American Indian elders foretold Depression
FORT THOMPSON -- It was summer, just before the start of the Great Depression that gripped the nation throughout the 1930s.
On the Crow Creek Reservation, kunsis (grandmothers) spoke to takojas (grandchildren), foretelling of difficult days ahead. Stella Pretty Sounding Flute, today an 84-year-old resident of Fort Thompson, remembers it well.
"I remember (the grandmothers) used to tell me that I should listen because I am going to have a hard time," said Pretty Sounding Flute, herself now an American Indian elder.
Soon, Pretty Sounding Flute learned what the elders meant by "a hard time."
When most people think about the Great Depression, they think of dirt, poverty and hard economic times. As the nation slips into economic uncertainty in 2008 and Americans lament high prices of gas and food, Pretty Sounding Flute recalls the 1930s, a time when nothing was certain, not even her next meal.
Buffalo County in central South Dakota still is among the poorest in the nation. According to online statistics from the U.S. Census Bureau, Fort Thompson is the 36th poorest location per-capita in the nation as of October.
Pretty Sounding Flute says she has lived a lifetime feeling inferior. It dates back to those difficult days, starting with being forced to attend boarding school as a young girl.
Born July 20, 1924, Pretty Sounding Flute remembers living in tents with her family down in old Fort Thompson.

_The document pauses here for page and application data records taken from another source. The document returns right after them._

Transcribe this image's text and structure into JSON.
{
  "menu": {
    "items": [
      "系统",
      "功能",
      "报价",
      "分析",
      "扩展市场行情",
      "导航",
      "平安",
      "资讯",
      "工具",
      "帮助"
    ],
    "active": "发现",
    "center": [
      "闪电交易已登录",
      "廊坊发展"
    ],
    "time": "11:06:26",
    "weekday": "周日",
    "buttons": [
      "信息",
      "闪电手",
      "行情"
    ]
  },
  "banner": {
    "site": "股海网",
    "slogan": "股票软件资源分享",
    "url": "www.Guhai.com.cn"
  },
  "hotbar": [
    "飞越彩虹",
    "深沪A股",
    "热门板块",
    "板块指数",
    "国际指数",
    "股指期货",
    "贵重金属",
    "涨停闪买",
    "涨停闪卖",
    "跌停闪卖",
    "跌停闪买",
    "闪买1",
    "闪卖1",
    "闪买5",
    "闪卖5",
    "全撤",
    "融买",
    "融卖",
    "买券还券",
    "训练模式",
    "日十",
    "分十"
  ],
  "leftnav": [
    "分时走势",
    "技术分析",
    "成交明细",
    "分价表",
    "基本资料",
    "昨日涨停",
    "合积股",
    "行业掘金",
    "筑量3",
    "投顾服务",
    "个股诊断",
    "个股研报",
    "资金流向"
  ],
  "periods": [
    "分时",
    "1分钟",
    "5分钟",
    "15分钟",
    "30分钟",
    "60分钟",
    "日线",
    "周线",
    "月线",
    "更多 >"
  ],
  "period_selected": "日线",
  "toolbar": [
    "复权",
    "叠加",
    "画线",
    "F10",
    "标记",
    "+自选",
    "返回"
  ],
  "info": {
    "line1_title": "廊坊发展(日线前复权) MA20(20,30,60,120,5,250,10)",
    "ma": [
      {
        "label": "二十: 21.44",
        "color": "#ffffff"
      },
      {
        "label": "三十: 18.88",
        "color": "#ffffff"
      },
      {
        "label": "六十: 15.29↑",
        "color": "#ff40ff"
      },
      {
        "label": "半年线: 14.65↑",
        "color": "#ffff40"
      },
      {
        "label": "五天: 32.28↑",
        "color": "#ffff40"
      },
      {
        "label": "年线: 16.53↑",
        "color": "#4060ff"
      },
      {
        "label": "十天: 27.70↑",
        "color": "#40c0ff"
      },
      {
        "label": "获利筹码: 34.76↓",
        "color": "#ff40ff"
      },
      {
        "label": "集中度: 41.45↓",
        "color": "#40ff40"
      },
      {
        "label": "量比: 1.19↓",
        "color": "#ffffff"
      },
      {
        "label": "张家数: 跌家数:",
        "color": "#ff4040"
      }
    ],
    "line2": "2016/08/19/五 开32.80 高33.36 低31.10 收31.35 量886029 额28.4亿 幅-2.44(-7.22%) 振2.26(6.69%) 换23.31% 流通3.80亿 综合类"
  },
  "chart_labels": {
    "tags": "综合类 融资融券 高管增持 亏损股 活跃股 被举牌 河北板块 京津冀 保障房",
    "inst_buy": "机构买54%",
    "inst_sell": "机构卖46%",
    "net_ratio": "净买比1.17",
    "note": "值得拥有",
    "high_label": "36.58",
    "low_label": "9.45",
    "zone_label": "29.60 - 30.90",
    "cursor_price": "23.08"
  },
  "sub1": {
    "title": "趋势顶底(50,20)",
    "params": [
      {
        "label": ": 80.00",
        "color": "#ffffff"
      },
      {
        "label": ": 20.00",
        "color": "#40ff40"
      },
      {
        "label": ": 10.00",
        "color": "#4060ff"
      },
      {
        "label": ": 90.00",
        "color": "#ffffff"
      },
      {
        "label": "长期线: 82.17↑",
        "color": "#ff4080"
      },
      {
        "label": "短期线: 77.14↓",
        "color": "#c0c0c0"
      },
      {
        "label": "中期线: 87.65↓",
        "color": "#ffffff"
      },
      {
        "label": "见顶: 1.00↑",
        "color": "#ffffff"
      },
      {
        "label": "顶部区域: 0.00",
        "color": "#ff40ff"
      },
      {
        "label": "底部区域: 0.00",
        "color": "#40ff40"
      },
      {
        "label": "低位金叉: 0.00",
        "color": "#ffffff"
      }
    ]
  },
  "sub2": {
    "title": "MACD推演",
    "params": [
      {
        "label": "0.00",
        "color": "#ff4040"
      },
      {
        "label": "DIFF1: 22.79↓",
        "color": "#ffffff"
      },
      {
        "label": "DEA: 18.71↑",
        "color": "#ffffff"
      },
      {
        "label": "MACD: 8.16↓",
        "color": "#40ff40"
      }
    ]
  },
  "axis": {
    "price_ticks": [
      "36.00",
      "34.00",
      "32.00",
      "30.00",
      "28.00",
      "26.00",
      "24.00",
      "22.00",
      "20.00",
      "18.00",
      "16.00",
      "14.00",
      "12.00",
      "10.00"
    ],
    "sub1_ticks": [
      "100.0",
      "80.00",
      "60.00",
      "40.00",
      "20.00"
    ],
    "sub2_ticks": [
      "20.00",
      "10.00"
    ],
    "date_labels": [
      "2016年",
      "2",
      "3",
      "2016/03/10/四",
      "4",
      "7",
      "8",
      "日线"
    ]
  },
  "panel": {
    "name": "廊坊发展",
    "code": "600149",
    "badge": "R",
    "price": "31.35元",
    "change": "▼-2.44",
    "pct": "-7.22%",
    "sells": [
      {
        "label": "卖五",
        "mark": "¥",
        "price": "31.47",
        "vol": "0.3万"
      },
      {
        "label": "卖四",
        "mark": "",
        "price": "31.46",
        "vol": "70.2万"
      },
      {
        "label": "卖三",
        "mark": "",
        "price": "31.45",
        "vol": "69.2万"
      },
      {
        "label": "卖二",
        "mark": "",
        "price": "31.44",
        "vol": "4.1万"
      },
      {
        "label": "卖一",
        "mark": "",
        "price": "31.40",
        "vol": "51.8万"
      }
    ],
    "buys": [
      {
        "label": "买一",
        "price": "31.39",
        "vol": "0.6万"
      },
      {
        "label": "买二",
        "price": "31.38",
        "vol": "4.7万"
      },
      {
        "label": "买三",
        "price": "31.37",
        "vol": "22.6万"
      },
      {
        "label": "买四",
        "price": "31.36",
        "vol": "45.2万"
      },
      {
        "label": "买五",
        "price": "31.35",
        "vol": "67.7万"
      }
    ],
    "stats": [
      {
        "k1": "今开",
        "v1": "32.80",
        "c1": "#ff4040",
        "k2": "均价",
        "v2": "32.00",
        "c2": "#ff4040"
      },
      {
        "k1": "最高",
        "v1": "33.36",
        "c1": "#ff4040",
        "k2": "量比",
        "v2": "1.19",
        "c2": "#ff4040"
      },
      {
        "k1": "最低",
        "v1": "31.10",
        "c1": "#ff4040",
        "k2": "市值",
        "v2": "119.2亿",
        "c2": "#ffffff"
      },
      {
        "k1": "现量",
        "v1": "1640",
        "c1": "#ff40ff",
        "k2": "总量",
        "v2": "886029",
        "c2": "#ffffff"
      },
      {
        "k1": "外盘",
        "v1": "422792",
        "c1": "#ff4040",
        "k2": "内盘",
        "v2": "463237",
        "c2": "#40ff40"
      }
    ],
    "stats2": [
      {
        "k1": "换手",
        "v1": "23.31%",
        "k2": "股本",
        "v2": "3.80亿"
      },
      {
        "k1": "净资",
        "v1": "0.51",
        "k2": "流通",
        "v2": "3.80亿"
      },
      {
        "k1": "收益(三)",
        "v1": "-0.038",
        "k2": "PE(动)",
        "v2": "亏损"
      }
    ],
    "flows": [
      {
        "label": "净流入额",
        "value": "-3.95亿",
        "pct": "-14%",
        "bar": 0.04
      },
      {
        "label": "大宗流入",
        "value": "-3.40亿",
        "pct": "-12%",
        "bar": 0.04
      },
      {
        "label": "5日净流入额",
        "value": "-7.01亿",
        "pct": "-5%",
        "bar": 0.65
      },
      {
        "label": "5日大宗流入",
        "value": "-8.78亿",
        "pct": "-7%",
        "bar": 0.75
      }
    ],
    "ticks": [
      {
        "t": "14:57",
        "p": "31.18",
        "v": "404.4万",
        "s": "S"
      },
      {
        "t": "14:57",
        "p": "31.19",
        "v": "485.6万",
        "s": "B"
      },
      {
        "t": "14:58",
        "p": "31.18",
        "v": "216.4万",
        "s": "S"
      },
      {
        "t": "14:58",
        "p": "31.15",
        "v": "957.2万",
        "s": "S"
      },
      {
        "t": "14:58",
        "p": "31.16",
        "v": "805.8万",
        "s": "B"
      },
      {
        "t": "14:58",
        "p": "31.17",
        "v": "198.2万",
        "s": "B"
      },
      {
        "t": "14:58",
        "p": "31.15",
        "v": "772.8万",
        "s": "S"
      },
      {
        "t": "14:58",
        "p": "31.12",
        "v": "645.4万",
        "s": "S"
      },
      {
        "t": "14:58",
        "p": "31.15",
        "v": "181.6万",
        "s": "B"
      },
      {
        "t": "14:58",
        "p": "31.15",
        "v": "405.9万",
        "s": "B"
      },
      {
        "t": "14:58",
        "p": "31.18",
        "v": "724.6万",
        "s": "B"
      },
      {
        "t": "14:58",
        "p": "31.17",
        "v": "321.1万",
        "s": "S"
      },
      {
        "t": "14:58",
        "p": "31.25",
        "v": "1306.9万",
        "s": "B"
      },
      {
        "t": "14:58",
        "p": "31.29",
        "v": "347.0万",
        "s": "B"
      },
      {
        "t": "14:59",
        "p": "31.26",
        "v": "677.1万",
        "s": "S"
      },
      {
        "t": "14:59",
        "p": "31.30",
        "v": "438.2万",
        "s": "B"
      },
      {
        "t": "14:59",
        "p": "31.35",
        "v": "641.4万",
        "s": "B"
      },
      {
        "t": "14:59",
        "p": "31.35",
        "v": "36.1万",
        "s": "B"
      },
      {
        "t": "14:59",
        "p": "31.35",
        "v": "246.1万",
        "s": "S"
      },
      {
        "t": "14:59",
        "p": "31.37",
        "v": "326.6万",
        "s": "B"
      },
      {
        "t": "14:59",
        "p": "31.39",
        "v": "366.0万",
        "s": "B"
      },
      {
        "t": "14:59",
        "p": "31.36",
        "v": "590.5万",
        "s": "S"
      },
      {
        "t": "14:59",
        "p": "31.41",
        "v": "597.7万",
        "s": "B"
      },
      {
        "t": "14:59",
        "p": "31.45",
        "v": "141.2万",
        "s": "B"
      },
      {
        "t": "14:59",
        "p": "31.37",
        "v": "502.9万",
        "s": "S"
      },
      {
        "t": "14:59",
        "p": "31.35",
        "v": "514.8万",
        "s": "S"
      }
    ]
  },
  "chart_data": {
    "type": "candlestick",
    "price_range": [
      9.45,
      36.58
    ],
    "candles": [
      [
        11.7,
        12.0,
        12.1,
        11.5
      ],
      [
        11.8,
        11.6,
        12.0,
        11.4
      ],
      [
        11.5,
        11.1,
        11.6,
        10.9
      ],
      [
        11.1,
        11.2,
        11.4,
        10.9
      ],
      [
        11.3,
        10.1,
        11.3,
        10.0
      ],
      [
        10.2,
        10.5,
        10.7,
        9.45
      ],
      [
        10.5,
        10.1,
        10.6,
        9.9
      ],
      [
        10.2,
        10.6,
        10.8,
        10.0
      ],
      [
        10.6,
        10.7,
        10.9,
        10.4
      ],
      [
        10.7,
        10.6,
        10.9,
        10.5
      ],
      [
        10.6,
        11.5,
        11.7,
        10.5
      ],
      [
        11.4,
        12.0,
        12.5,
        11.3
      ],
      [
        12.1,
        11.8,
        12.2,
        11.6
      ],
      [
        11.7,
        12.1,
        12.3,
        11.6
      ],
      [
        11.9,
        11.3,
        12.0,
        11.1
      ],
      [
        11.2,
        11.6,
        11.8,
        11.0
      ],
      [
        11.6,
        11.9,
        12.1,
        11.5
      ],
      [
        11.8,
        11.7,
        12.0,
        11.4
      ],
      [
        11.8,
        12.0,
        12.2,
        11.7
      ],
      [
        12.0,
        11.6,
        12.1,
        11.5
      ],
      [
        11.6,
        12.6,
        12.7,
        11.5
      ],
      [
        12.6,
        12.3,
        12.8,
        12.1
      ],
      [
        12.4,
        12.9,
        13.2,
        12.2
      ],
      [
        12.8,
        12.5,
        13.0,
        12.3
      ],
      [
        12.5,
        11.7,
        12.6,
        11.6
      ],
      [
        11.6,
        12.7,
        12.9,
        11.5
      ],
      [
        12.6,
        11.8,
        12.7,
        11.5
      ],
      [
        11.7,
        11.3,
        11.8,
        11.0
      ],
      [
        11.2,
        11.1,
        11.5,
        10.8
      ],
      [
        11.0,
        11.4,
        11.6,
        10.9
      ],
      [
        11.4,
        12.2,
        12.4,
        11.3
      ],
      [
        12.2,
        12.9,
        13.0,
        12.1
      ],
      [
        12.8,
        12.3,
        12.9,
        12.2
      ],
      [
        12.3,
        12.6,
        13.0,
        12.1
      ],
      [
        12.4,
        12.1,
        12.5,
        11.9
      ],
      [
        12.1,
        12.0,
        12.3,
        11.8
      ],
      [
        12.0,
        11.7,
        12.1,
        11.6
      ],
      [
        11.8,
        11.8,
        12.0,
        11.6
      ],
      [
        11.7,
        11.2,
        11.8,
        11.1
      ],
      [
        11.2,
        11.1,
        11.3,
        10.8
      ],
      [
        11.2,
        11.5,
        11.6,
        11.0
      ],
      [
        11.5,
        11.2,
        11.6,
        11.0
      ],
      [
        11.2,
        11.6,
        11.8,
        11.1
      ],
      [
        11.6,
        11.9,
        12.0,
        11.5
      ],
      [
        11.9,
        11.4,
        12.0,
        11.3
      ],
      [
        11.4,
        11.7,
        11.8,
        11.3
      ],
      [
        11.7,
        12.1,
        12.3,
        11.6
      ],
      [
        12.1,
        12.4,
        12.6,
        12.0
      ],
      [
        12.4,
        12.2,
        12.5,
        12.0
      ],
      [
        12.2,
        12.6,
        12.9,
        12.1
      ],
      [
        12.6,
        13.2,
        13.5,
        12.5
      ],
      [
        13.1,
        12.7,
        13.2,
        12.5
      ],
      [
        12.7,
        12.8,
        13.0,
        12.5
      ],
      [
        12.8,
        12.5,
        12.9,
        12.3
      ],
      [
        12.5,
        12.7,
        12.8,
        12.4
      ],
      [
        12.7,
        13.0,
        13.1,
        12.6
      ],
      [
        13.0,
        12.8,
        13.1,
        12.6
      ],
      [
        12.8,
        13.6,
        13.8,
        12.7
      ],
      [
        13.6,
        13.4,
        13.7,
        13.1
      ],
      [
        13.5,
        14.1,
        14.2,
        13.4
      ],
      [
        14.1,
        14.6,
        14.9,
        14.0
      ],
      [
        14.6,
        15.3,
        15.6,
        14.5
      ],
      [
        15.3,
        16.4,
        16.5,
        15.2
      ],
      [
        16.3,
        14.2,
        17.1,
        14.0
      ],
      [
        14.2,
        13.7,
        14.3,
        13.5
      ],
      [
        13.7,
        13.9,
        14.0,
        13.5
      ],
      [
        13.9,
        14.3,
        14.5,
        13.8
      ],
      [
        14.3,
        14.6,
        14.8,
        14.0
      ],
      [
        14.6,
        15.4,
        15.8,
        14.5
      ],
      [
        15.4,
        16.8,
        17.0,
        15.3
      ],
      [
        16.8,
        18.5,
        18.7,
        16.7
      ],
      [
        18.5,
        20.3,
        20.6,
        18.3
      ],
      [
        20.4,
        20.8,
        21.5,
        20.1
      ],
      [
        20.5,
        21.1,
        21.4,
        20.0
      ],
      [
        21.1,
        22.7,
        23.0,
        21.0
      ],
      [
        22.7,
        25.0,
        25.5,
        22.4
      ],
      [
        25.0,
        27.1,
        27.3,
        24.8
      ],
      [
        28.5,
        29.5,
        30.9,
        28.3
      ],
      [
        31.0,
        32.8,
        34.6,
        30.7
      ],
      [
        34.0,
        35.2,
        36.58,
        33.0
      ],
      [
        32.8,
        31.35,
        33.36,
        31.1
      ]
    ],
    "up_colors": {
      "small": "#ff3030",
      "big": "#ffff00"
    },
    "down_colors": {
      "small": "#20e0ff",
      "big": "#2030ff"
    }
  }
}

"Old Fort" is how residents of Fort Thompson refer to the community before the 1959 construction of the Big Bend Dam, which backed up water from the Missouri River, forcing residents to move to higher ground.
The whole community living in that area was forced to migrate to higher ground. That's where Fort Thompson stands today.
Food was scarce, and the constant worries about food were devastating for Pretty Sounding Flute and her relatives.
"The food part ... it's a little bit better now, just a little bit," she said. "We dug down the river and all the food is gone. The grandmas said the food and the medicine ... it's going to be all gone when this river is gone."
Fort Thompson today has stores where food can be purchased, and the government provides commodities as a supplement. When Pretty Sounding Flute was growing up, reservation residents had to hunt for much of their food in a relatively sterile environment.
Pretty Sounding Flute lived in a tent, but eventually was forced to attend boarding school in Stephan -- now known as the Crow Creek Sioux Tribal High School.
And as the Great Depression gripped the nation, Pretty Sounding Flute said the "Great Oppression" held tight on the reservation. While many South Dakotans can still remember the Great Depression as a time of financial struggles and environmental disasters, Pretty Sounding Flute recalls the beatings she received from school officials when she spoke her native Dakota language.
Even today, she speaks a mix of broken English and Dakota as she describes her childhood.
"I don't want to go to school, Ina (mother)," she recalls saying. "I hung on to her apron ... and I said, 'momma, do I have to go to school?
"We couldn't understand (school officials) and they couldn't understand us. We didn't speak English."
The language barrier made it difficult to learn what was going on outside of the reservation.
As she discussed her childhood with a visitor recently, Pretty Sounding Flute avoided being too specific, perhaps due to language difficulties. But she has strong opinions about life today compared to the 1930s; people have it easy nowadays, despite so much talk about economic hardships.
"I grew up the hard way," said Pretty Sounding Flute. "There is no easy life for me but here I am. Everything I learned was the hard way."
To survive the hard times of the Great Depression, Pretty Sounding Flute and her relatives relied on traditional American Indian values.
They helped each other.
It's a way of life she still values. She reminds her family to adopt those values as well, especially during difficult times like today.
Pretty Sounding Flute had a tough time during the Great Depression, yet still maintains a strong faith and contributes her time to the Catholic Church.
"There is never a life that is easy," she said. "Right now, I am enjoying myself because I am helping others.
"I make cookies for Sister Charles and help make star quilts and sofa pillows. I don't want no pay. I just do it because (otherwise) I will be watching that TV all the time."